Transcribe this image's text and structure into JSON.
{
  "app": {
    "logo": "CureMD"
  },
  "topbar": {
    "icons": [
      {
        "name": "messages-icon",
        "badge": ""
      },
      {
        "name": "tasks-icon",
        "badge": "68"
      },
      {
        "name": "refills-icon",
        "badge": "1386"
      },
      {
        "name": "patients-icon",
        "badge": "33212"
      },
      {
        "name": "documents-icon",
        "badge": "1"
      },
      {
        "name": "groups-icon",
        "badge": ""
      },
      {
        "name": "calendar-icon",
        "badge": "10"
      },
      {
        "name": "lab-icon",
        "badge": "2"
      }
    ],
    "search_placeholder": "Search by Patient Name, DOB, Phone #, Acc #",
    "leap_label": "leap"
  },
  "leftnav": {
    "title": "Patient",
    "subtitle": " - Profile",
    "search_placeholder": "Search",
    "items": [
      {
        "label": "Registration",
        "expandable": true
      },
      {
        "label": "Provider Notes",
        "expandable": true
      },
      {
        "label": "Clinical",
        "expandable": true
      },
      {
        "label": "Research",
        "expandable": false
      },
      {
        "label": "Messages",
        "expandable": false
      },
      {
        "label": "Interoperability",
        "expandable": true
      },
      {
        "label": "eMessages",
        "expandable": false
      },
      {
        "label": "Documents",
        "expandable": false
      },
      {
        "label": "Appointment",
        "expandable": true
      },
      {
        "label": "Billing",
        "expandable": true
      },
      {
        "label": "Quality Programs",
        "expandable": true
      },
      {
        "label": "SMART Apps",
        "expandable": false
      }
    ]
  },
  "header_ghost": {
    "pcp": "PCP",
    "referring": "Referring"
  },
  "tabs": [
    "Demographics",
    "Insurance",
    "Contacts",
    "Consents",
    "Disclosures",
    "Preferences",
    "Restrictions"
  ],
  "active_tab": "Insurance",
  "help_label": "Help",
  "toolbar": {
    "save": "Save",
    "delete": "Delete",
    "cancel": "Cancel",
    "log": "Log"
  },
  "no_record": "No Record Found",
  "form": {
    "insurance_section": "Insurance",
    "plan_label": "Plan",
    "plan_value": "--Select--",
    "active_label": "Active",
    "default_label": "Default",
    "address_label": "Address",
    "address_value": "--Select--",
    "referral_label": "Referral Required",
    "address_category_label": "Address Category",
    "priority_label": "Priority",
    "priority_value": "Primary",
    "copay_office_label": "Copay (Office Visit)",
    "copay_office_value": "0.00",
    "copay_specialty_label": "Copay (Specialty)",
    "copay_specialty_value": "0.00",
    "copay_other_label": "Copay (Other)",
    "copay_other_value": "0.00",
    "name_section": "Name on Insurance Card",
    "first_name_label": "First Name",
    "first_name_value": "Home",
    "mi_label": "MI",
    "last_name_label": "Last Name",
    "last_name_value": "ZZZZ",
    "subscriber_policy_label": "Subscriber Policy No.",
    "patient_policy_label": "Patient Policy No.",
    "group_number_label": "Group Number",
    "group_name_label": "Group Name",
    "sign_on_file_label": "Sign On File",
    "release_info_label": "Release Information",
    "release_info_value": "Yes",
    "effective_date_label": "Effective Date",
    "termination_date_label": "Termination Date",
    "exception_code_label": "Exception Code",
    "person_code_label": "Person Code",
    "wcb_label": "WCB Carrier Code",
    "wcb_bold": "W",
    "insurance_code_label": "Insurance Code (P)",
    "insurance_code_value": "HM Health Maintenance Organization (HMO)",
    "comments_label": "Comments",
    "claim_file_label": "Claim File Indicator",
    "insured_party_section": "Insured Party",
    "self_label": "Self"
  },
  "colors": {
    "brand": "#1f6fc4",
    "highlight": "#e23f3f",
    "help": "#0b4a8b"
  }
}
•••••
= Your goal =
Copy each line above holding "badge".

= Output =
        "badge": ""
        "badge": "68"
        "badge": "1386"
        "badge": "33212"
        "badge": "1"
        "badge": ""
        "badge": "10"
        "badge": "2"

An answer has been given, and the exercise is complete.